### AVAILABLE RECORDS

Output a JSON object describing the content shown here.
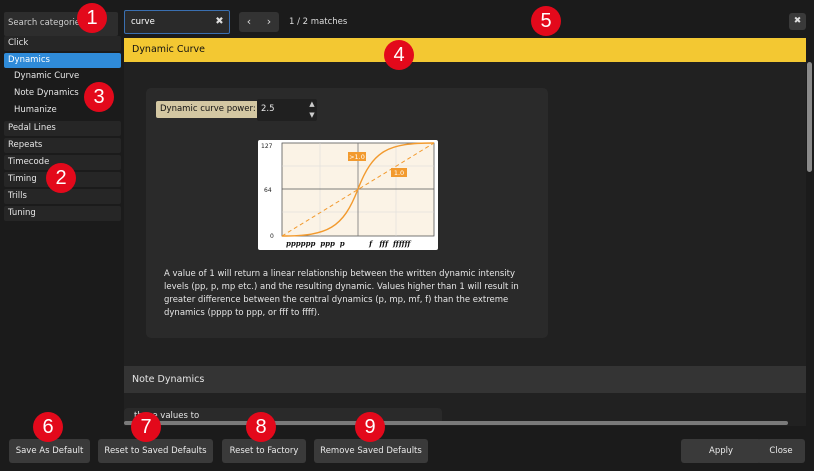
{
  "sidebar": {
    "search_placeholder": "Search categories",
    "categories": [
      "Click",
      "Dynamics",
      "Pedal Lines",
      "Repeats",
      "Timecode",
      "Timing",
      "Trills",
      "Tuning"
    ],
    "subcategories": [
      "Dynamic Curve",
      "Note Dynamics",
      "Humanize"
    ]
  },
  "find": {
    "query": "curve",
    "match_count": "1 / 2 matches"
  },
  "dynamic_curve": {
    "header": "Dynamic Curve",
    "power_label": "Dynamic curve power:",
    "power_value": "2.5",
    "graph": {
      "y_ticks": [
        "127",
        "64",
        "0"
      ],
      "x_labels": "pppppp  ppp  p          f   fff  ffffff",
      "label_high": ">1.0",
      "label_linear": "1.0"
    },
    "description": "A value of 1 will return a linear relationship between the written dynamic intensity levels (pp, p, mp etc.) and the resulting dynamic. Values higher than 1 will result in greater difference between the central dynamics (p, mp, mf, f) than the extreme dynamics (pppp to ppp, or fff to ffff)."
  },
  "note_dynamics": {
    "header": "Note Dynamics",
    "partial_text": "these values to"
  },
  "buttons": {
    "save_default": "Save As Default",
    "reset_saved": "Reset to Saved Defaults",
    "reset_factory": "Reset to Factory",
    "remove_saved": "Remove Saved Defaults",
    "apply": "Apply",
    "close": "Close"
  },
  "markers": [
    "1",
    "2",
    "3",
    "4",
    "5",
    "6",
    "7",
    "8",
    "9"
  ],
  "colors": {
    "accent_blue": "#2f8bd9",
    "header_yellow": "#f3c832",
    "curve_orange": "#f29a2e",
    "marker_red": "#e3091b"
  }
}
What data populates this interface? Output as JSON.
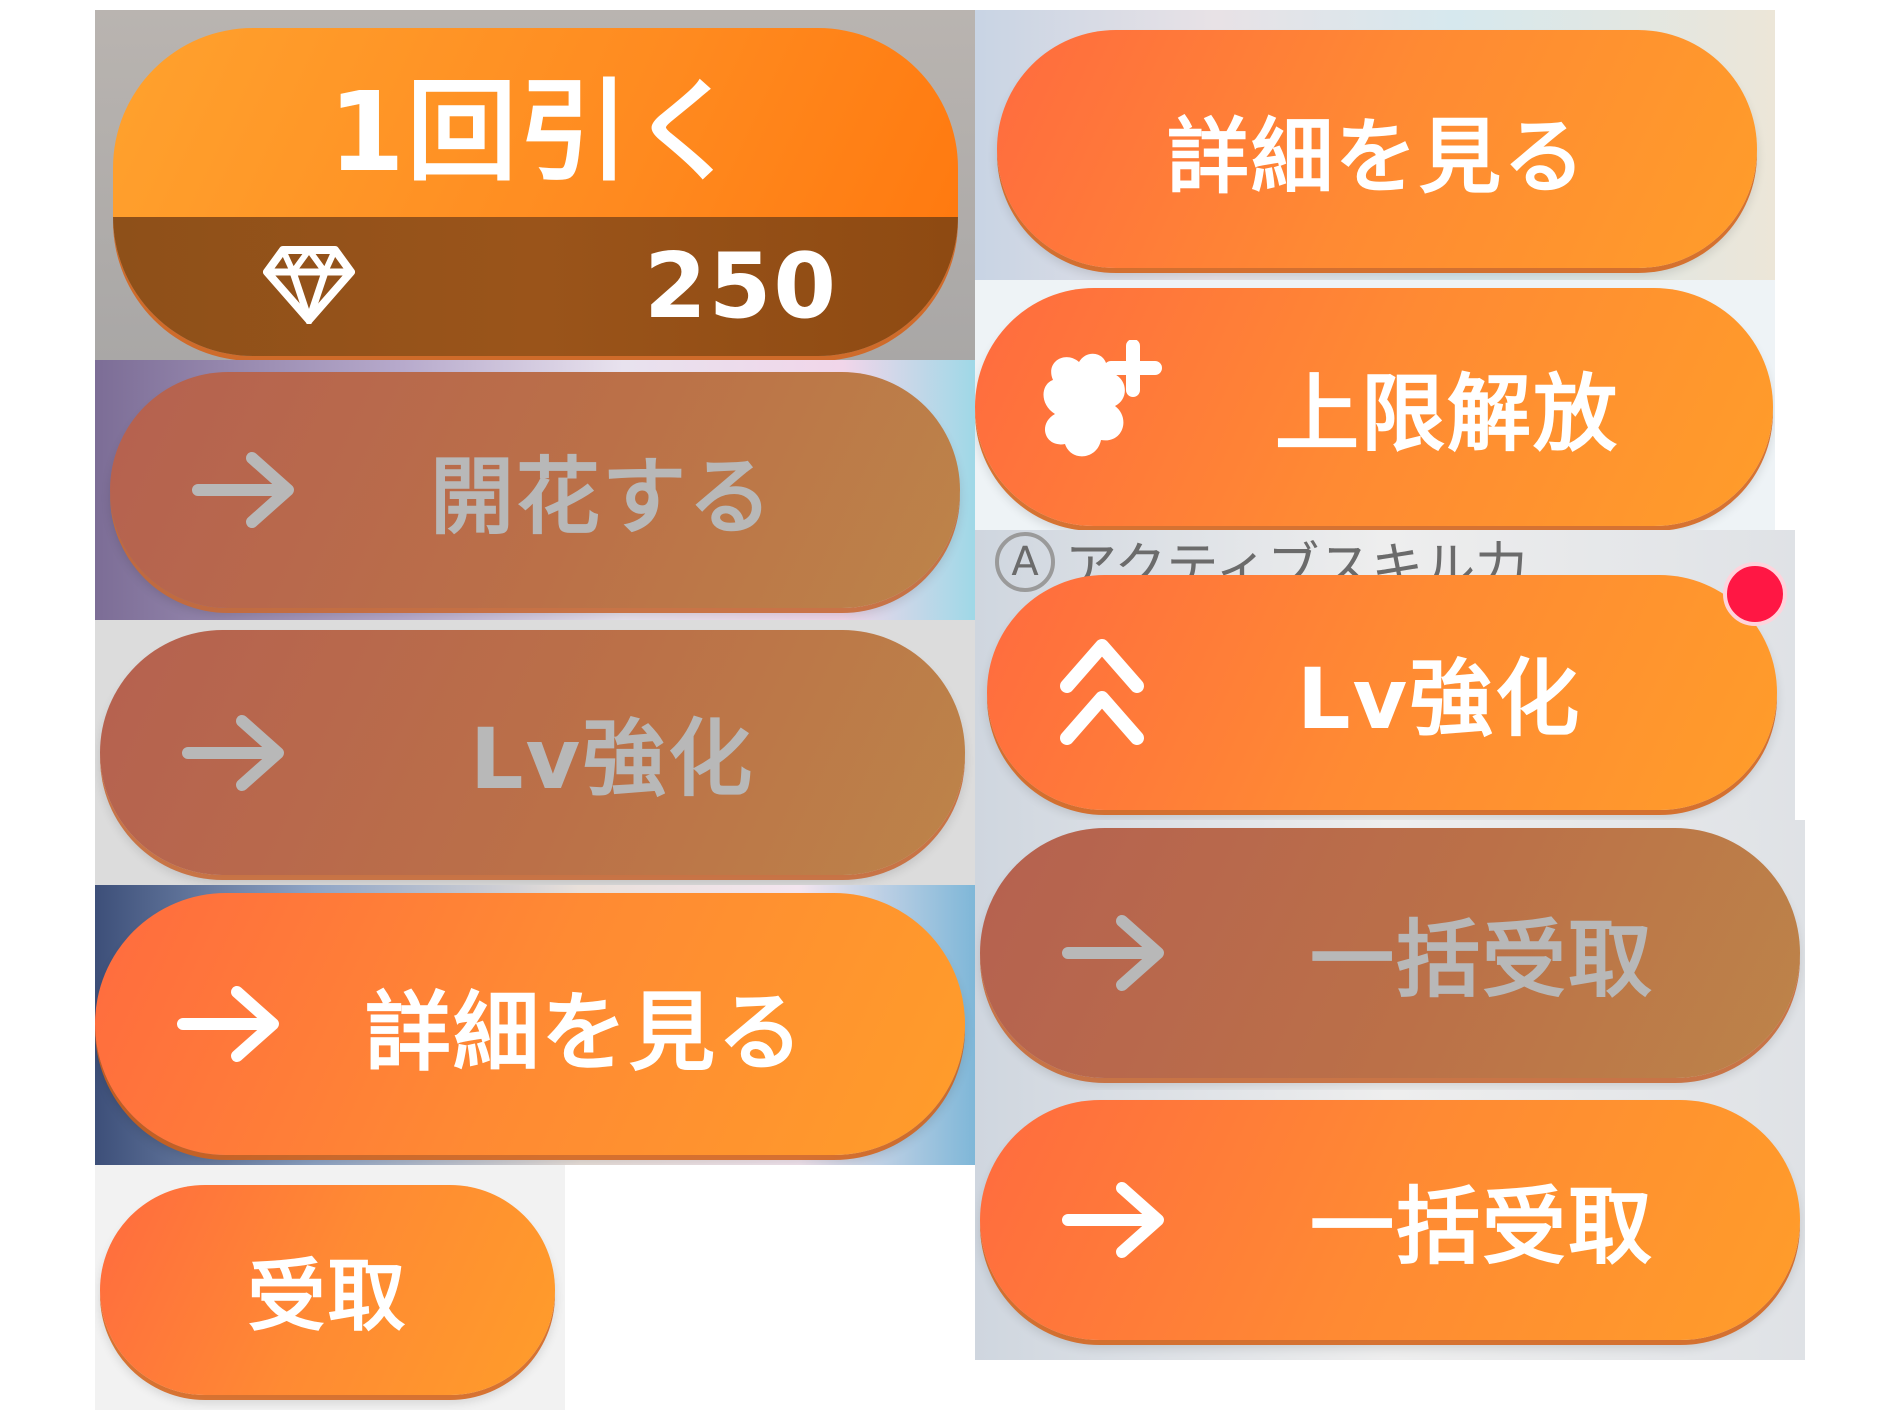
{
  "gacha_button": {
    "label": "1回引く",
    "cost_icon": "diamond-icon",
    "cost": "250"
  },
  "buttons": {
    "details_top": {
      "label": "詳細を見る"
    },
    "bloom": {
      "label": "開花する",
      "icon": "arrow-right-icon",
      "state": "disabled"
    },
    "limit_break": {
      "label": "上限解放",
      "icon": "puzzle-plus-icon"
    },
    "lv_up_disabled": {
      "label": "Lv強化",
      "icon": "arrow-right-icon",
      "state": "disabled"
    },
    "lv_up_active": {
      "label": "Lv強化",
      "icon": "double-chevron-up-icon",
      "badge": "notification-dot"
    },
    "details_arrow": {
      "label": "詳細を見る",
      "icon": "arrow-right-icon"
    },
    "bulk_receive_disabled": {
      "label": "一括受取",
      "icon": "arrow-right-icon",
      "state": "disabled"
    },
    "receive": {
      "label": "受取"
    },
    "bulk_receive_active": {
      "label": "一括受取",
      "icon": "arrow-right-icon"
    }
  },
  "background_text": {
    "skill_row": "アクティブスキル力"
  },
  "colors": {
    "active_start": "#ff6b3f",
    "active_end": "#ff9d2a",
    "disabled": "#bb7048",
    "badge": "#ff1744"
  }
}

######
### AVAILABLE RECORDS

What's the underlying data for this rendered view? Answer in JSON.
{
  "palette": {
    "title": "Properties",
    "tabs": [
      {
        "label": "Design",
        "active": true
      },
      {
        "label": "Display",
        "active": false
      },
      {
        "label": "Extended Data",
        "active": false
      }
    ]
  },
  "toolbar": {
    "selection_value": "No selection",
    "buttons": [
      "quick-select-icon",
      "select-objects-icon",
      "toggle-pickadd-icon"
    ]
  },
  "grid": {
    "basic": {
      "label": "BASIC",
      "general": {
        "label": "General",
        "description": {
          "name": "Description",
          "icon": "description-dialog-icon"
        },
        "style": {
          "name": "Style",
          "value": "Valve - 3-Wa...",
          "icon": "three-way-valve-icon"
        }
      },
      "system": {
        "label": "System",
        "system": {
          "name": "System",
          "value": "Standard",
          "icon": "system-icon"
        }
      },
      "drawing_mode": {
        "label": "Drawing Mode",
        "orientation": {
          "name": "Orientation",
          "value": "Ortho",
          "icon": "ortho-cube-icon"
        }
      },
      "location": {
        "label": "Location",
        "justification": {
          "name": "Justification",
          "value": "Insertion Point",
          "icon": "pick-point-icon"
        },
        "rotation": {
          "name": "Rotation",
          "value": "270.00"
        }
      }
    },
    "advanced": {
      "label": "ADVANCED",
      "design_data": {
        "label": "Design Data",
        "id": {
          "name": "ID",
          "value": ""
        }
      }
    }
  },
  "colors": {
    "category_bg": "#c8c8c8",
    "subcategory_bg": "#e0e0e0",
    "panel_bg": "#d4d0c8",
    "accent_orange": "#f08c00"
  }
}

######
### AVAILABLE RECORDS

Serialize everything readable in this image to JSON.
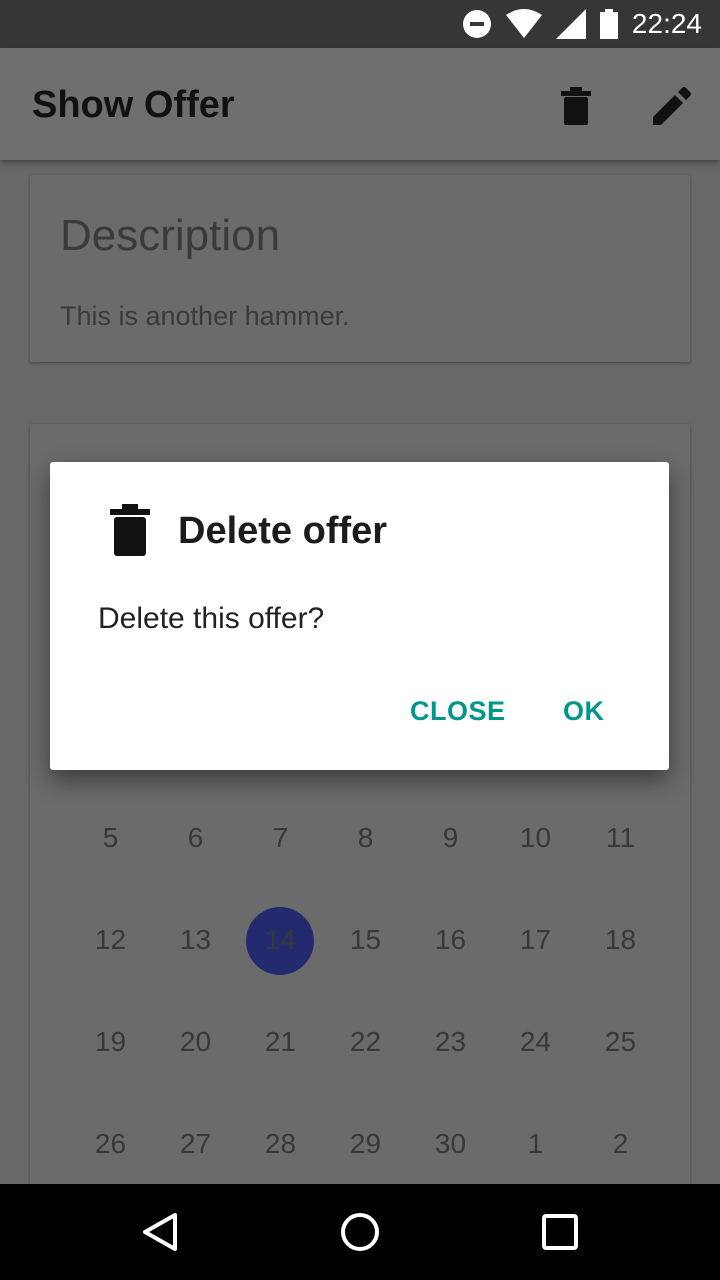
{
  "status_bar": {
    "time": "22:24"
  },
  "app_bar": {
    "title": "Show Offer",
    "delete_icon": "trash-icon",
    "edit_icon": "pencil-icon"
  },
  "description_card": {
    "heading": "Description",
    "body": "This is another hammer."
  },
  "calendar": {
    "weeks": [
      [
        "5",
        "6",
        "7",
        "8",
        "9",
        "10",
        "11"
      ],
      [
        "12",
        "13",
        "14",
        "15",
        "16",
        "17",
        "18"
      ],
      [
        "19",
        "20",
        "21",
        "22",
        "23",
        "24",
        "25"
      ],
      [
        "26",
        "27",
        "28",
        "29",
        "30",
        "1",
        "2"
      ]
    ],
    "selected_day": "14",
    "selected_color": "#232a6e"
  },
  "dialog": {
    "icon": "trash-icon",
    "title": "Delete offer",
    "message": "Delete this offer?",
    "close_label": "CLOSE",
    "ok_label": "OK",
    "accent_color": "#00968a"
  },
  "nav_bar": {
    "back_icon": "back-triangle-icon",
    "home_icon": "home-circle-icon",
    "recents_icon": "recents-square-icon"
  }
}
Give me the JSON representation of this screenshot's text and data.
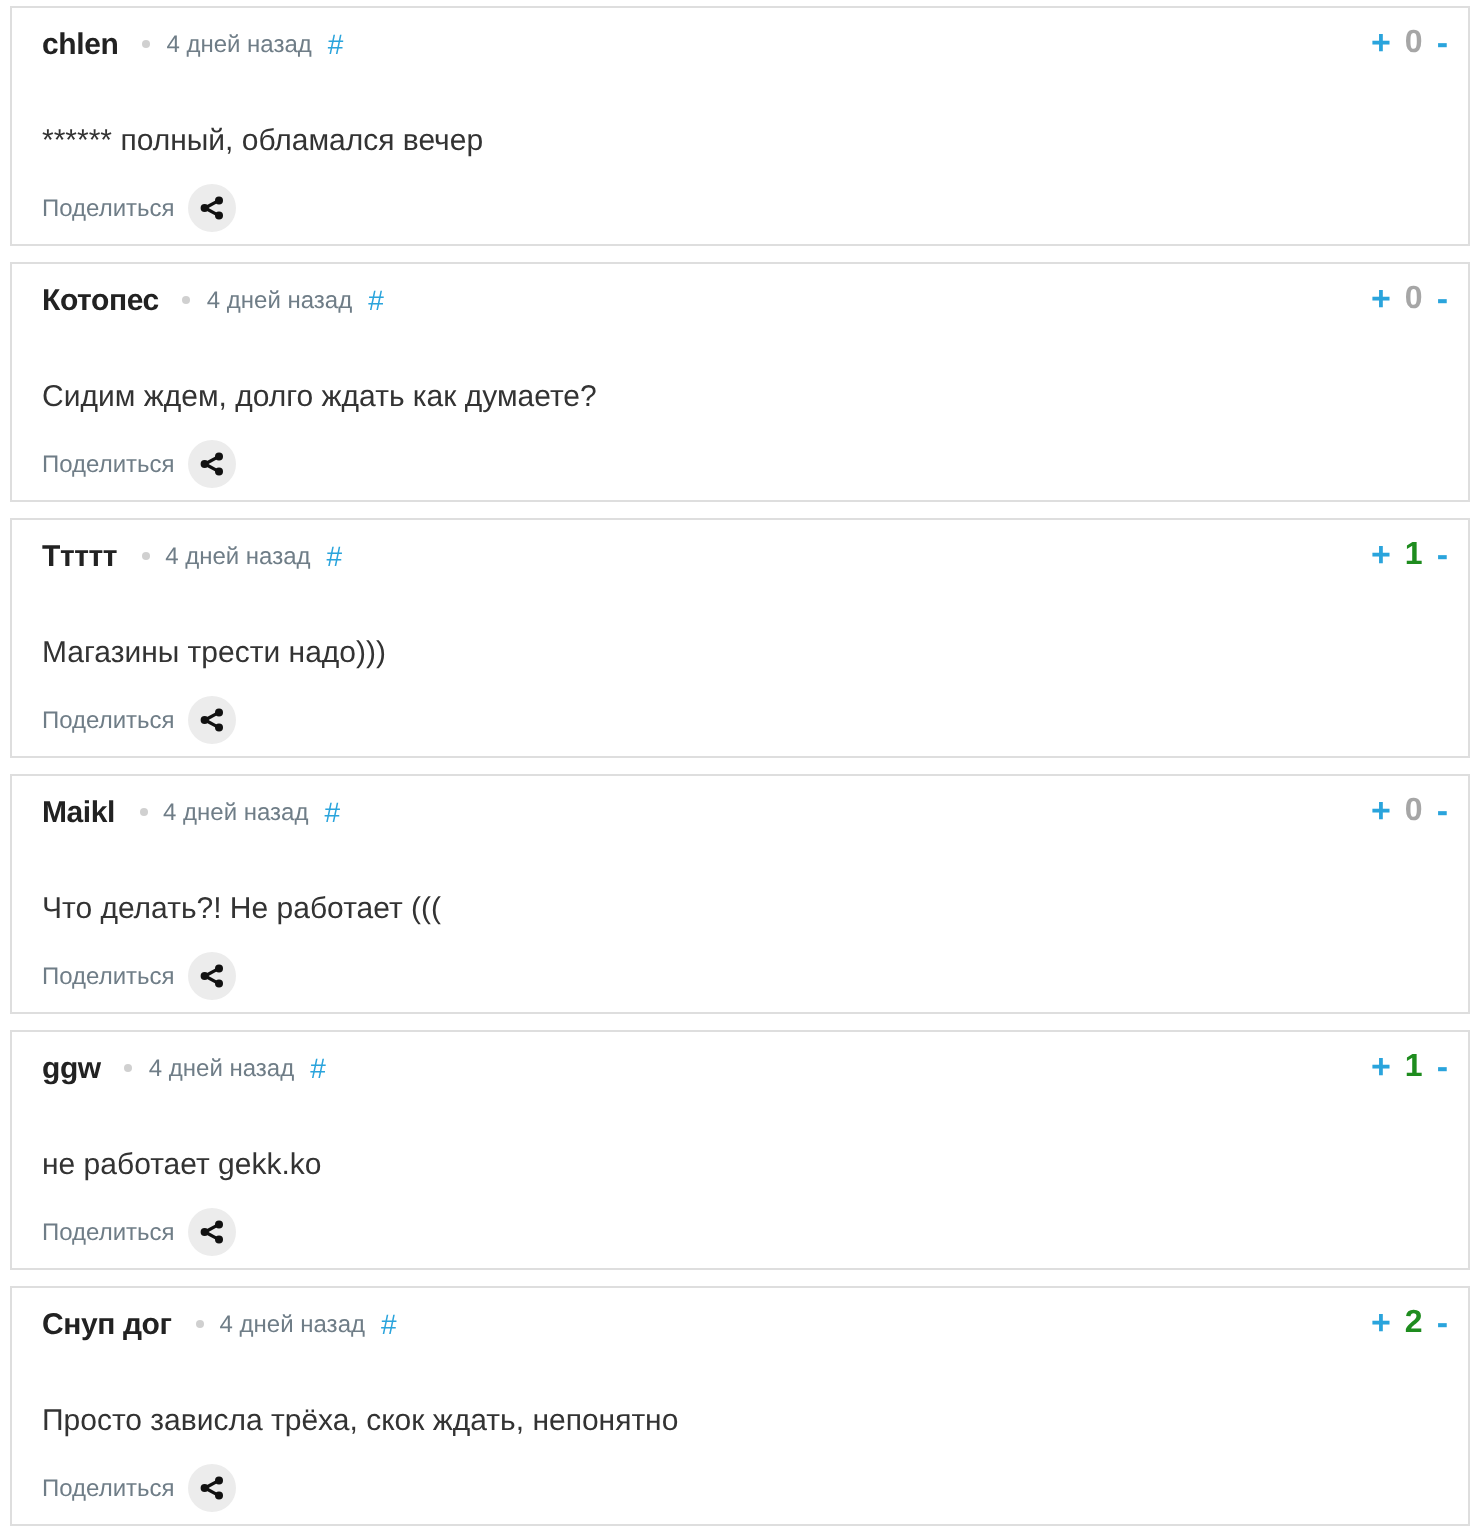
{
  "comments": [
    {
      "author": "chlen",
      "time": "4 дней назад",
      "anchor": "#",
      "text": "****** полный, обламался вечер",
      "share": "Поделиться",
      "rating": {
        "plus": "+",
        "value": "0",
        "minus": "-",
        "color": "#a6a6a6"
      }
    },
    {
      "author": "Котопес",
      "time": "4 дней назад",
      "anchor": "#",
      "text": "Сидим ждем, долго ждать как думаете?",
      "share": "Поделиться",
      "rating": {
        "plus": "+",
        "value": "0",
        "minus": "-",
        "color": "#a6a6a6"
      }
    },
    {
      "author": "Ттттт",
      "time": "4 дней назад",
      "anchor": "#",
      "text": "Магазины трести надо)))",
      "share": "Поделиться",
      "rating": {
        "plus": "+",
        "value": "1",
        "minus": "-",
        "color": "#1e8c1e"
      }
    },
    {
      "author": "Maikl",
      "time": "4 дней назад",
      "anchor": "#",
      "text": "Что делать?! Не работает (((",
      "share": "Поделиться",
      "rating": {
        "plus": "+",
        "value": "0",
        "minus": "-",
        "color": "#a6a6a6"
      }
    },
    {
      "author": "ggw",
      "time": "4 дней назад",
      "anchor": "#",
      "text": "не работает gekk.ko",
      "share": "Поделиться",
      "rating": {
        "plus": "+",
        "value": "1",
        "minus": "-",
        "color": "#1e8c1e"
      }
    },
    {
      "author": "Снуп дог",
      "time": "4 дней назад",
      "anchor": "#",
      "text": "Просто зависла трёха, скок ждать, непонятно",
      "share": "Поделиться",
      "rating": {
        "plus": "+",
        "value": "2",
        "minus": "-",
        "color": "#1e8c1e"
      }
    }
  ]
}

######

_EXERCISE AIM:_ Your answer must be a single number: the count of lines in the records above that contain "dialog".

_FINAL ANSWER:_ 2